The Unity of the Godhead, and Trinity of the Persons therein.

The utter depravity of human nature, the necessity for repentance and regeneration and the eternal doom of the finally impenitent.

The virgin birth, sinless life, atoning death, triumphant resurrection, ascension, and abiding intercession of our Lord Jesus Christ; His second coming, and millennial reign upon earth.

Justification and Sanctification of the believer through the finished work of Christ.

The Baptism of the Holy Ghost for believers, with signs following.

The nine gifts of the Holy Ghost for the edification, exhortation and comfort of the Church, which is the body of Christ.

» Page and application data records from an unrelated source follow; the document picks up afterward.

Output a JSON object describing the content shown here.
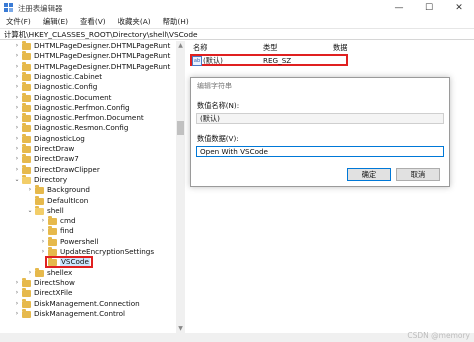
{
  "window": {
    "title": "注册表编辑器"
  },
  "menu": [
    "文件(F)",
    "编辑(E)",
    "查看(V)",
    "收藏夹(A)",
    "帮助(H)"
  ],
  "address": "计算机\\HKEY_CLASSES_ROOT\\Directory\\shell\\VSCode",
  "tree": [
    {
      "label": "DHTMLPageDesigner.DHTMLPageRunt",
      "depth": 0,
      "expander": "›"
    },
    {
      "label": "DHTMLPageDesigner.DHTMLPageRunt",
      "depth": 0,
      "expander": "›"
    },
    {
      "label": "DHTMLPageDesigner.DHTMLPageRunt",
      "depth": 0,
      "expander": "›"
    },
    {
      "label": "Diagnostic.Cabinet",
      "depth": 0,
      "expander": "›"
    },
    {
      "label": "Diagnostic.Config",
      "depth": 0,
      "expander": "›"
    },
    {
      "label": "Diagnostic.Document",
      "depth": 0,
      "expander": "›"
    },
    {
      "label": "Diagnostic.Perfmon.Config",
      "depth": 0,
      "expander": "›"
    },
    {
      "label": "Diagnostic.Perfmon.Document",
      "depth": 0,
      "expander": "›"
    },
    {
      "label": "Diagnostic.Resmon.Config",
      "depth": 0,
      "expander": "›"
    },
    {
      "label": "DiagnosticLog",
      "depth": 0,
      "expander": "›"
    },
    {
      "label": "DirectDraw",
      "depth": 0,
      "expander": "›"
    },
    {
      "label": "DirectDraw7",
      "depth": 0,
      "expander": "›"
    },
    {
      "label": "DirectDrawClipper",
      "depth": 0,
      "expander": "›"
    },
    {
      "label": "Directory",
      "depth": 0,
      "expander": "⌄"
    },
    {
      "label": "Background",
      "depth": 1,
      "expander": "›"
    },
    {
      "label": "DefaultIcon",
      "depth": 1,
      "expander": ""
    },
    {
      "label": "shell",
      "depth": 1,
      "expander": "⌄"
    },
    {
      "label": "cmd",
      "depth": 2,
      "expander": "›"
    },
    {
      "label": "find",
      "depth": 2,
      "expander": "›"
    },
    {
      "label": "Powershell",
      "depth": 2,
      "expander": "›"
    },
    {
      "label": "UpdateEncryptionSettings",
      "depth": 2,
      "expander": "›"
    },
    {
      "label": "VSCode",
      "depth": 2,
      "expander": "",
      "selected": true
    },
    {
      "label": "shellex",
      "depth": 1,
      "expander": "›"
    },
    {
      "label": "DirectShow",
      "depth": 0,
      "expander": "›"
    },
    {
      "label": "DirectXFile",
      "depth": 0,
      "expander": "›"
    },
    {
      "label": "DiskManagement.Connection",
      "depth": 0,
      "expander": "›"
    },
    {
      "label": "DiskManagement.Control",
      "depth": 0,
      "expander": "›"
    }
  ],
  "columns": {
    "name": "名称",
    "type": "类型",
    "data": "数据"
  },
  "value_row": {
    "icon": "ab",
    "name": "(默认)",
    "type": "REG_SZ"
  },
  "dialog": {
    "title": "编辑字符串",
    "name_label": "数值名称(N):",
    "name_value": "(默认)",
    "data_label": "数值数据(V):",
    "data_value": "Open With VSCode",
    "ok": "确定",
    "cancel": "取消"
  },
  "watermark": "CSDN @memory",
  "colors": {
    "highlight": "#e02020",
    "accent": "#0078d7"
  }
}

The Sacraments of Baptism by immersion and of the Lord's Supper.

The Divine inspiration and authority of the Holy Scriptures.

Church government by apostles, prophets, evangelists, pastors, teachers, elders and deacons.

The possibility of falling from grace.

The obligatory nature of tithes and offerings.